The readings produced from the coolant temperature sensor are transmitted to the engine control unit, where they are utilized as data for regulating and maintaining the proper ignition time and the optimal fuel injection through the computerized approach.
Coolant Temperature Sensor Location
The engine coolant temperature sensor is usually located on the engine block or cylinder head. It is often installed on a plastic hose on the coolant’s inlet.
Different brands and car manufacturers have different ways of placing the coolant temperature sensor depending on the car design.
Some vehicles may have more than one temperature sensor, as sometimes different sensors are used to signal to the dashboard, cooling fan control, and the control unit of your engine system.
With two sensors, we usually consider sending signals to the control unit as the coolant temperature sensor.
Coolant Temperature Sensor Replacement Cost
The average coolant temperature sensor replacement cost is between $50 and $250, depending on the car model and labor costs. A coolant temperature sensor costs $30 to $100, and the labor costs $20 to $150.
The coolant temperature sensor itself is often quite cheap and you can often find them around $40 for a quality one. There are cheaper ones on the market, but I heavily recommend buying a quality one like Bosch to skip the headaches.
The replacement is often also quite straightforward, except that you might have to pour out all coolant from the engine and refill it – which means that you have to remove all air from the coolant system, which can be difficult.
However, if you are fast replacing the sensor, there is often no need to tap out the coolant, but this requires some skills.
Remember to always make sure the coolant temperature is low when doing this kind of work!!
How to Diagnose a Faulty Engine Coolant Temperature Sensor?
To diagnose the coolant temperature sensor, you need a repair manual for your car model to find what measurement values you should expect from the coolant temperature sensor.
- Connect an OBD2 Scanner and look for related trouble codes. Check the live data to see the temperature from the sensor. If it is way off the range, check the wirings, and replace the sensor.
- Locate the coolant temperature sensor in your vehicle by referring to the service manual.
- Find the coolant temperature sensor and remove the connector plugs.
- If you have two pins on the coolant temperature sensor, you can try ohm measure between these two pins.

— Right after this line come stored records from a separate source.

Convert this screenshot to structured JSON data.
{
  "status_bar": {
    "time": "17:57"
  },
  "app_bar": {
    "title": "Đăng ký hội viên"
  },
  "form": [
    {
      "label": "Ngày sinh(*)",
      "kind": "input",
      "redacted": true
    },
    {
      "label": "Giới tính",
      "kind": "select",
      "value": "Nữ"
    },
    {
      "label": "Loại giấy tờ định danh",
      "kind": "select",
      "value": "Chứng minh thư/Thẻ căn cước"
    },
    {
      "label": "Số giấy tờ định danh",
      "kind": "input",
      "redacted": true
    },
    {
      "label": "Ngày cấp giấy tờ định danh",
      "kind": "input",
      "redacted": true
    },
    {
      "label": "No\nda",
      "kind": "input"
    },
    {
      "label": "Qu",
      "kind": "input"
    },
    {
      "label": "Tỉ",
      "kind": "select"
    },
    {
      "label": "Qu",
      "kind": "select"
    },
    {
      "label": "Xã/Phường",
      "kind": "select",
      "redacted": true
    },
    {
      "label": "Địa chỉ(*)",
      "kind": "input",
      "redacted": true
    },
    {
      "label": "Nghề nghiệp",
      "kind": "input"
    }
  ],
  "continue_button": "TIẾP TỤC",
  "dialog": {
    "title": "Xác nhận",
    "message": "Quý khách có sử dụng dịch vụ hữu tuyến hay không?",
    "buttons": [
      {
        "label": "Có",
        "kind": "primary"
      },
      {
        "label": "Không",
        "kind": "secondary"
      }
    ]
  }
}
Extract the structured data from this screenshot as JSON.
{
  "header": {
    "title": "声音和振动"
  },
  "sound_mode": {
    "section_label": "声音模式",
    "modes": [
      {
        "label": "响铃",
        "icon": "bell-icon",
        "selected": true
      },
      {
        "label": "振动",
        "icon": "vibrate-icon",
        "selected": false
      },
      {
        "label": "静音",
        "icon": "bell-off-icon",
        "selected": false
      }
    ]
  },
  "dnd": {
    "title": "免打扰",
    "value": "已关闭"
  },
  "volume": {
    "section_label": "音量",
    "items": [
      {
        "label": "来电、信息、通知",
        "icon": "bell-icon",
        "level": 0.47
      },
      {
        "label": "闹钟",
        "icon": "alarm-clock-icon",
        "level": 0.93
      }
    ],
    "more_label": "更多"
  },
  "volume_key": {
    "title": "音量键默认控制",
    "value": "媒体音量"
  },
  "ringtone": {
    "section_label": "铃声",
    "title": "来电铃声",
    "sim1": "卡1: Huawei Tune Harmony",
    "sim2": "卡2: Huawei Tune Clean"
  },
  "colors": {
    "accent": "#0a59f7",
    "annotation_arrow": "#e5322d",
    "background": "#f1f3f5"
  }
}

- Check your repair manual for the correct ohm-value at a given temperature.
- If the value is wrong – replace the sensor.
- If it seems fine, check the wirings and connectors between the coolant temperature sensor and the engine control module.